Data on disk which identifies the disk to the HP volume manager (LVM) as being controlled by VxVM. The contents of this label are identical to the contents of the VxVM ID block.
A copy of a volume and its data. There can be several mirrors per volume. The terms mirror and plex are used synonymously.
In the VxVM tree, a node is an element attached to the tree.
In a cluster environment, a node is a host machine in a cluster.
A group of objects of the same type. Each object group has a group icon and a group name. In VxVM, object groups include disk groups, disks, volumes, controllers, free disk pool disks, uninitialized disks, and file systems.

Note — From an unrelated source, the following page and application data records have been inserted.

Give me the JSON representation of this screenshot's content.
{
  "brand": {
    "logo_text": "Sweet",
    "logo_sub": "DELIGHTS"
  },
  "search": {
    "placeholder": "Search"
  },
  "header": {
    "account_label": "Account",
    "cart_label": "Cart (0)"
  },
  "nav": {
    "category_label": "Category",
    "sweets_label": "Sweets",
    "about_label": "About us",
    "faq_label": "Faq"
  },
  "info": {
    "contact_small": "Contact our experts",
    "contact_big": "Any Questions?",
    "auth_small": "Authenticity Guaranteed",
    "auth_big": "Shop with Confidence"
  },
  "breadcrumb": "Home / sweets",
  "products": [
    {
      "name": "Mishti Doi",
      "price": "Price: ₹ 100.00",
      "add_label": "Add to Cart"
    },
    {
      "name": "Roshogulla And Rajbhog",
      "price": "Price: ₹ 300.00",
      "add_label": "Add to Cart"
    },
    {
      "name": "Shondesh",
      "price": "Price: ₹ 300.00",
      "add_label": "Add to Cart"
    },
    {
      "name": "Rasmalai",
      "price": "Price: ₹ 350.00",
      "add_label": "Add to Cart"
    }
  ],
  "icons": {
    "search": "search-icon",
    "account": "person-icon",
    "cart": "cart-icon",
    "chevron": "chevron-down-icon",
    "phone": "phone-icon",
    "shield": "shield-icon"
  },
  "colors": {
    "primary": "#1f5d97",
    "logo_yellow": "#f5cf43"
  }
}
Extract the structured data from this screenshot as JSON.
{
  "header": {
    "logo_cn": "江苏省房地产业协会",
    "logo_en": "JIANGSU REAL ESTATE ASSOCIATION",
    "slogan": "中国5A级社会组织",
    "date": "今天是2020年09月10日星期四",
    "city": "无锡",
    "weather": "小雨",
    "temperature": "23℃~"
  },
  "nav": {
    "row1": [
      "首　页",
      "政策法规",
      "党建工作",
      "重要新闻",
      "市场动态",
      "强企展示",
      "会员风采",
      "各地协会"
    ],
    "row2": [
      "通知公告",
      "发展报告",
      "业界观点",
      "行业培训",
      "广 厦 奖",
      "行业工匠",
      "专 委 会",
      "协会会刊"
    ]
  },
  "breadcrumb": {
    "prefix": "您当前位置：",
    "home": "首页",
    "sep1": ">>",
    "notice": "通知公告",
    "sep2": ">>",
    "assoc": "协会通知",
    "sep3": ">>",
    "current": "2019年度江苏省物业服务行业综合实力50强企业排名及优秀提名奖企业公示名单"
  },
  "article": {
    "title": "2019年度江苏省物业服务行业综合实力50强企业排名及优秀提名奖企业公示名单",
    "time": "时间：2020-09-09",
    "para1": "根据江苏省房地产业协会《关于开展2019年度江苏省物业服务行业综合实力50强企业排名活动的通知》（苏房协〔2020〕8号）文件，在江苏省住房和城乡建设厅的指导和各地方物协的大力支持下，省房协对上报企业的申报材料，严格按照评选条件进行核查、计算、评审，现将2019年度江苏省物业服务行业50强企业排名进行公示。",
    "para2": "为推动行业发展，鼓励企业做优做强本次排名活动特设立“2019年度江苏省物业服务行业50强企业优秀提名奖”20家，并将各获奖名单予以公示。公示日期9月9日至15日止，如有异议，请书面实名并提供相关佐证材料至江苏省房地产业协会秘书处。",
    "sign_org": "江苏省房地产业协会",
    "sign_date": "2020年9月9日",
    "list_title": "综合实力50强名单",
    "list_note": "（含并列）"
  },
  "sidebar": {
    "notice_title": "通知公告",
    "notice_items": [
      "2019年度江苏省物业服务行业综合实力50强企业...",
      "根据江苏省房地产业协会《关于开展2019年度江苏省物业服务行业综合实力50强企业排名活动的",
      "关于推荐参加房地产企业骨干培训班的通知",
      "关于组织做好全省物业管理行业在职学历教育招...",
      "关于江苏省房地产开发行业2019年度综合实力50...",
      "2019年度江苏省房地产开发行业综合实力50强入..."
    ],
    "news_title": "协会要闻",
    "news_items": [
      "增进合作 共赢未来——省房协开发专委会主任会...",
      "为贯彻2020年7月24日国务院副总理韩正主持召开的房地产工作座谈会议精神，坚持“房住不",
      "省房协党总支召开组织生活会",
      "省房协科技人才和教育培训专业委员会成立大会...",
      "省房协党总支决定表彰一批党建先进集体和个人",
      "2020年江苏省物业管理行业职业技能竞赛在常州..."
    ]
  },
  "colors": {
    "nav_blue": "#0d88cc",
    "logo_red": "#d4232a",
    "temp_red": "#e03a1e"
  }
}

A dynamic hierarchical display of Veritas Volume Manager objects and other objects on the system. Each node in the tree represents a group of objects of the same type.
Data placed in sector 0, which contains OS-specific data for a variety of platforms that require its presence for proper interaction with each of those platforms. The platform block allows a disk to masquerade as if it was initialized by each of the specific platforms.
A copy of a volume and its data. There can be several plexes per volume. The terms mirror and plex are used synonymously.
A region of a physical disk used to store private, structured VxVM information. The private region contains a disk header, a table of contents, and a configuration database. The table of contents maps the contents of the disk. The disk header contains a disk ID. All data in the private region is duplicated for extra reliability.
A region of a physical disk managed by VxVM that contains available space and is used for allocating subdisks.
Sector size is an attribute of a disk drive (or SCSI LUN for an array-type device), which is set when the drive is formatted. Sectors are the smallest addressable unit of storage on the drive, and are the units in which the device performs I/O.
A set of contiguous disk blocks that form a logical disk segment. Subdisks are associated with plexes (mirrors) to form volumes.
Disks that are not under VxVM control.
A virtual disk or entity that is made up of portions of one or more physical disks.
Veritas File System.
Veritas Volume Manager.
Data on disk that indicates the disk is under VxVM control. The VxVM ID Block provides dynamic VxVM private region location, GUID, and other information.